Before: Harlington Wood, Jr.,** Alex Kozinski and Pamela Ann Rymer, Circuit Judges.
Mitchell H. and Juweette W., juveniles charged with assault and premeditated murder, appeal the district court's decision under 18 U.S.C. S 5032 (1994), to transfer their cases for adult prosecution. As we decided in United States v. Gerald N., 900 F.2d 189, 190-91 (9th Cir. 1990), we have jurisdiction over such interlocutory appeals. Prior to hearing the government's motion to transfer, the court ordered both defendants to submit to a psychiatric examination. Unsuccessful in their claim of Fifth Amendment privilege,1 the defendants met with a government-selected psychiatrist. Each provided information about himself and his background, and the court ultimately relied on this information in deciding to transfer the cases.
The existence of a Fifth Amendment privilege turns on "the nature of the statement... and the exposure which it invites." In re Gault, 387 U.S. 1, 49 (1967). The goal, of course, is to protect a person from incriminating himself in any pending or future criminal proceeding. See Allen v. Illinois, 478 U.S. 364, 368 (1986). A juvenile transfer hearing is not itself a criminal proceeding. See Kent v. United States, 383 U.S. 541, 555 (1966). While transferring a case may have serious implications, see id. at 557, determining the proper forum in which to try an accused juvenile is not akin to determining his "guilt or innocence, or even [his] delinquency or non-delinquency," United States v. A.R., 38 F.3d 699, 703 (3d Cir. 1994).2 In this context, a juvenile's statements during a psychiatric evaluation serve a " `limited, neutral purpose.' " Id. (quoting Estelle v. Smith, 451 U.S. 454, 465 (1981)).3
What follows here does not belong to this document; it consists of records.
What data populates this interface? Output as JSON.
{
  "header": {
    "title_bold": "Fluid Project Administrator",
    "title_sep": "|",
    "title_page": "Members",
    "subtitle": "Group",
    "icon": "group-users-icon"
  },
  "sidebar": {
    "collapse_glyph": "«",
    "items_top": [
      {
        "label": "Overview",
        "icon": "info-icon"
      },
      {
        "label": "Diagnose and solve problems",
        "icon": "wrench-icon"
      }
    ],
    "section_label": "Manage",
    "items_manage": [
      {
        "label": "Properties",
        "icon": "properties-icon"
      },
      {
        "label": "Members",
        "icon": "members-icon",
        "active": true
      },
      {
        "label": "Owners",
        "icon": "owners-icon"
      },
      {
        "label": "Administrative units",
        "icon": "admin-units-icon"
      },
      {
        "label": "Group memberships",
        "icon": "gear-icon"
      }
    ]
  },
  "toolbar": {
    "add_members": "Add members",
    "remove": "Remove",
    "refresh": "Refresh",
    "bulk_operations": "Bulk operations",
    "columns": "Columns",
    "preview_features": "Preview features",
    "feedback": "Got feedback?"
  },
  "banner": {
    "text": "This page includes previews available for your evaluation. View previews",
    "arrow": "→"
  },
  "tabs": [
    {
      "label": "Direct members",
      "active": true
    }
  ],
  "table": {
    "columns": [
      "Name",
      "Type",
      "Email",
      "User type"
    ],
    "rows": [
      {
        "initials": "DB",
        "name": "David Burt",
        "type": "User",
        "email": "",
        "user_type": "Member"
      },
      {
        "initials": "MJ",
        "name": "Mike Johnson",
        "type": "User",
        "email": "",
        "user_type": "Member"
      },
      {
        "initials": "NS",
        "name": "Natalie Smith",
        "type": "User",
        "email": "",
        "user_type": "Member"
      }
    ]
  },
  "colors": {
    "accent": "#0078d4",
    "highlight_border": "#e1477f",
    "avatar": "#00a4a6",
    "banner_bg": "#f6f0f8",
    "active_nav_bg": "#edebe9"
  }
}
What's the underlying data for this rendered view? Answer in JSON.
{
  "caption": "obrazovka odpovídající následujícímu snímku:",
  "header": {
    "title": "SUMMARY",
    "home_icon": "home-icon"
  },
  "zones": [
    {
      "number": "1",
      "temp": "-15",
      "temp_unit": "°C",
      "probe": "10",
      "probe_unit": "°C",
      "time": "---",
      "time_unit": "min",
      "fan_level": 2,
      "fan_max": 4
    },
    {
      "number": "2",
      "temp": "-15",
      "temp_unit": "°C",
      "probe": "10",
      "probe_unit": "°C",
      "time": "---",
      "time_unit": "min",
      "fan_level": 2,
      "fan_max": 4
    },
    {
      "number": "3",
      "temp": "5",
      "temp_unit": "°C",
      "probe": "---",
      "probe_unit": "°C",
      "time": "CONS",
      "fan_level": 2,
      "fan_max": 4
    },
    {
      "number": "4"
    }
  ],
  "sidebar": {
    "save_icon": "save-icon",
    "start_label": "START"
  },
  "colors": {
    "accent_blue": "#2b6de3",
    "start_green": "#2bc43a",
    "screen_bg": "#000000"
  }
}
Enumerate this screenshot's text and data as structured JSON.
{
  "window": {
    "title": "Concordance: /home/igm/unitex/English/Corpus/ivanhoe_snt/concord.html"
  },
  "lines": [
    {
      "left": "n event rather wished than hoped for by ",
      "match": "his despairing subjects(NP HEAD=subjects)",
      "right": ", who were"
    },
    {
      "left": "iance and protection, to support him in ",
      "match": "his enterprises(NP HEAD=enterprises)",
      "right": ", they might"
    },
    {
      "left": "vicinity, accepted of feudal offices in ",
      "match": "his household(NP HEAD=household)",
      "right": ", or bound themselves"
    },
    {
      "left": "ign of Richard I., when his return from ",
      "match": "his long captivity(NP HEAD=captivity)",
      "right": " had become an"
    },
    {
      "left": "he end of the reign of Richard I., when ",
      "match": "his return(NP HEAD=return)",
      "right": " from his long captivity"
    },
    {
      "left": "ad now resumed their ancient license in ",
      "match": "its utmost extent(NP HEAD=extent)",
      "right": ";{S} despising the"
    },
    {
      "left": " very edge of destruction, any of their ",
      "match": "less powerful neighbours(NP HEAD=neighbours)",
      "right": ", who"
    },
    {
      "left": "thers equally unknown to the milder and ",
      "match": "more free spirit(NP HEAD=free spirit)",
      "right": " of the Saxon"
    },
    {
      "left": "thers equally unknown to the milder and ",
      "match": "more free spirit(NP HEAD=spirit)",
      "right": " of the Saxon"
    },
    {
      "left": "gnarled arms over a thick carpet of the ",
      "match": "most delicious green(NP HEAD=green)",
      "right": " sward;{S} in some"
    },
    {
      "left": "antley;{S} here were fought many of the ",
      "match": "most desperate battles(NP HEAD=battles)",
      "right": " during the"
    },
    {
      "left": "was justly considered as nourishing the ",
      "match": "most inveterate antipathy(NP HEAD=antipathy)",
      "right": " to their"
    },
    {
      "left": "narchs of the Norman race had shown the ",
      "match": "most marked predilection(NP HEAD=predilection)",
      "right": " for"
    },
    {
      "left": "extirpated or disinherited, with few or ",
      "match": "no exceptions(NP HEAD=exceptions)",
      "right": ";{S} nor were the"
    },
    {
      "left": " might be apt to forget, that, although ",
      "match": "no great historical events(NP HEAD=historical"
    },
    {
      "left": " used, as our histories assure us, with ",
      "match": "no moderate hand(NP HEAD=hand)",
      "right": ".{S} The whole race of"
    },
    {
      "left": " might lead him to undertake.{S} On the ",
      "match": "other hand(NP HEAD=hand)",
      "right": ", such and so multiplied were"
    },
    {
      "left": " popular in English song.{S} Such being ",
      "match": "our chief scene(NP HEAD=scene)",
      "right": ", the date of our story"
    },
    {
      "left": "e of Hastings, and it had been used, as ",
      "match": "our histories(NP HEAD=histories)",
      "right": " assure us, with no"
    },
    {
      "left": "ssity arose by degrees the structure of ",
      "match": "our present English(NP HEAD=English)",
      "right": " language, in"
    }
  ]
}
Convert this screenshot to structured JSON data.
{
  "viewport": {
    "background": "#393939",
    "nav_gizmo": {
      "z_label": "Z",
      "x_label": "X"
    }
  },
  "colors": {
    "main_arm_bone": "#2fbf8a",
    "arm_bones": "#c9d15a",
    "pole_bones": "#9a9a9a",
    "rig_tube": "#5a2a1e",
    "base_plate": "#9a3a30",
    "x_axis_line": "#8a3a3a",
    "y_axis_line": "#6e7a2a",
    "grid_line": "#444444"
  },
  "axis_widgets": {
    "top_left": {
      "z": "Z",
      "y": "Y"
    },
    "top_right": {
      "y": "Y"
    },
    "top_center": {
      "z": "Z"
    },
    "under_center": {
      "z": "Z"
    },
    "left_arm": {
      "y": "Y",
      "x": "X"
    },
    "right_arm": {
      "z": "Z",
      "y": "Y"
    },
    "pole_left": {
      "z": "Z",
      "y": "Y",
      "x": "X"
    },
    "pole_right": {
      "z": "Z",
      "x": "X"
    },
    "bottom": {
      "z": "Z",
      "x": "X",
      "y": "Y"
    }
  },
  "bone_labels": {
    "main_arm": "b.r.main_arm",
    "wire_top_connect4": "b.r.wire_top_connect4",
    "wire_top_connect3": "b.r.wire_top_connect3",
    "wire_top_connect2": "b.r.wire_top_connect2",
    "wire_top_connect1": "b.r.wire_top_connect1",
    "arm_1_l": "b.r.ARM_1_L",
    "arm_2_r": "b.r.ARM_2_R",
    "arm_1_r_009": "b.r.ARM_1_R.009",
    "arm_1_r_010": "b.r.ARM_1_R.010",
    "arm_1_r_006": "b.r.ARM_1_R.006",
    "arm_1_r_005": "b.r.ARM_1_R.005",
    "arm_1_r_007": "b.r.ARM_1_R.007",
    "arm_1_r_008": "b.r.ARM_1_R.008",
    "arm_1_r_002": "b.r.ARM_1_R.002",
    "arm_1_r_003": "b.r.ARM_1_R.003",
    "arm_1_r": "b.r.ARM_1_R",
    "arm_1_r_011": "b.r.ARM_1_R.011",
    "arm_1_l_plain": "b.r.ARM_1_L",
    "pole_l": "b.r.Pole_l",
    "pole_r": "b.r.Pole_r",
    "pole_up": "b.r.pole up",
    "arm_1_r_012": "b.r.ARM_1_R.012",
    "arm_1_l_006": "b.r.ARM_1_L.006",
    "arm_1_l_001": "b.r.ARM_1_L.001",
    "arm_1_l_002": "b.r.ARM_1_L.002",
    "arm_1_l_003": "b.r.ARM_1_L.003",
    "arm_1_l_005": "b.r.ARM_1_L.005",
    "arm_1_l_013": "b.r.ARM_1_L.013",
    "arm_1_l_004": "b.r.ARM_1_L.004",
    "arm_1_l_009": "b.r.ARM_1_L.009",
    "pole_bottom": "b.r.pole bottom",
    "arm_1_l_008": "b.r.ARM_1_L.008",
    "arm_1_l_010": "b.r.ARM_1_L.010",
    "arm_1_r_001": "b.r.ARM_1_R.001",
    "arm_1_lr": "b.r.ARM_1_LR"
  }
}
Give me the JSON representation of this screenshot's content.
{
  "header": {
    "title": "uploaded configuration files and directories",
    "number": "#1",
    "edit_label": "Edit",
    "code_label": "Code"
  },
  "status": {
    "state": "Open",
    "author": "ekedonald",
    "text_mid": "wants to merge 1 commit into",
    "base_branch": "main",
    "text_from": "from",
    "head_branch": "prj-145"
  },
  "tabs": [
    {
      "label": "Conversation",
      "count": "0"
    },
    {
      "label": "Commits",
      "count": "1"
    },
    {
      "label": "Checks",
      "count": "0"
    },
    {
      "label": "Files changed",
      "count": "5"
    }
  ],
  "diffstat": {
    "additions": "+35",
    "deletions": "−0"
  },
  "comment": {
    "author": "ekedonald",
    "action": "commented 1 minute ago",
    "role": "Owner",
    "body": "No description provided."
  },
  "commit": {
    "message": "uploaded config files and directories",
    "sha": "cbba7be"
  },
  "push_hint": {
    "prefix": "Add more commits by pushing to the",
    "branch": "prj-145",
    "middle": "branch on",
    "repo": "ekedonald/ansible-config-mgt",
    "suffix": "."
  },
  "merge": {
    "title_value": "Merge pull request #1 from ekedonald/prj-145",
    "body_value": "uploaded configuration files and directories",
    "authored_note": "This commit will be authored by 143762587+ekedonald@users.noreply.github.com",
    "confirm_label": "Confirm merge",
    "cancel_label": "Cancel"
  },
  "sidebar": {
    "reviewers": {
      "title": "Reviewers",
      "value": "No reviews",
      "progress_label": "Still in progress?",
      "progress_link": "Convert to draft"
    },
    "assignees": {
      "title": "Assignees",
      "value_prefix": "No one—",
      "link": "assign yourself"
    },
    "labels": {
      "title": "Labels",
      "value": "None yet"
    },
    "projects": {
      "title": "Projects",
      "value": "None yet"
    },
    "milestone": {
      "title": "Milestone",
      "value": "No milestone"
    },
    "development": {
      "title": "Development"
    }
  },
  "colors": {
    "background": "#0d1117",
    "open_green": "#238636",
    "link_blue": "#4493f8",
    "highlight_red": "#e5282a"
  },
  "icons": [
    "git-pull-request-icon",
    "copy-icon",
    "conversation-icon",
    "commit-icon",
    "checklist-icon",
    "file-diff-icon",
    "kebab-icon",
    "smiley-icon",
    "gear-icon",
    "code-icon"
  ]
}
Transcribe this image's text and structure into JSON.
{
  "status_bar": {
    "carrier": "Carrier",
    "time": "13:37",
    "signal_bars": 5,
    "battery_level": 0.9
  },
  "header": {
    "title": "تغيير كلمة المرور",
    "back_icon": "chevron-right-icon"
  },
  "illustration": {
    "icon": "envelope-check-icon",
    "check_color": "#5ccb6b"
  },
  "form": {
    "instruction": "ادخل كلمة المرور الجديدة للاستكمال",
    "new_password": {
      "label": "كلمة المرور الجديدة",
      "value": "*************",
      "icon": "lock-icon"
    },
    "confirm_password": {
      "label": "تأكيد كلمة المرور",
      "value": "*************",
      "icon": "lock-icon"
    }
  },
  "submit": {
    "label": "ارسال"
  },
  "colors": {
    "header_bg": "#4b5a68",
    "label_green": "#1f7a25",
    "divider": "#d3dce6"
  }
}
The transfer statute itself confirms our assessment. A juvenile's statements "prior to or during a transfer hearing... shall not be admissible at subsequent criminal prosecutions." 18 U.S.C. S 5032. By so limiting the use of statements made during a pre-hearing psychiatric evaluation, this provision ensures that a juvenile does not unwittingly incriminate himself.
We therefore join the Third Circuit in holding that ordering a juvenile to submit to a psychiatric evaluation prior to a transfer hearing does not implicate or violate his Fifth Amendment privilege against self-incrimination.
We address appellants' remaining contentions in an unpublished Disposition.
The panel unanimously finds this case suitable for decision without oral argument. Fed. R. App. P. 34(a) (2).
The Honorable Harlington Wood, Jr., Senior United States Circuit Judge for the Seventh Circuit, sitting by designation.
Although he joined Juweette W.'s objection below, Mitchell H. did not raise the Fifth Amendment issue on appeal in his opening brief. Ordinarily, we do not review issues raised for the first time in a reply brief. See Boldt v. Crake (In re Riverside-Linden Inv. Co.), 945 F.2d 320, 324 (9th Cir. 1991). However, since the government had a full opportunity to brief this question in response to Juweette W.'s appeal, and thus is not prejudiced, we exercise our discretion to consider this issue vis-a-vis both defendants.
Because transferring a case for adult proceedings may result in longer imprisonment, United States v. J.D., 517 F. Supp. 69, 71 (S.D.N.Y. 1981), concluded that a juvenile's "liberty is... very much at stake" and thus that the Fifth Amendment applies to transfer proceedings under section 5032. Since J.D., the Supreme Court has clarified that "the fact that incarceration may result" is not dispositive of the Fifth Amendment question. Allen, 478 U.S. at 372. We therefore agree with the Third Circuit that the reasoning in J.D. is not persuasive. See A.R., 38 F.3d at 704 n.6.
We agree with the Third Circuit that a juvenile transfer hearing is a close cousin of a competency hearing: " [B]oth deal with whether a defendant should be exempted from criminal prosecution because he falls within a category of persons who, in the eyes of the law, are not viewed as fully responsible for their acts." A.R., 38 F.3d at 703.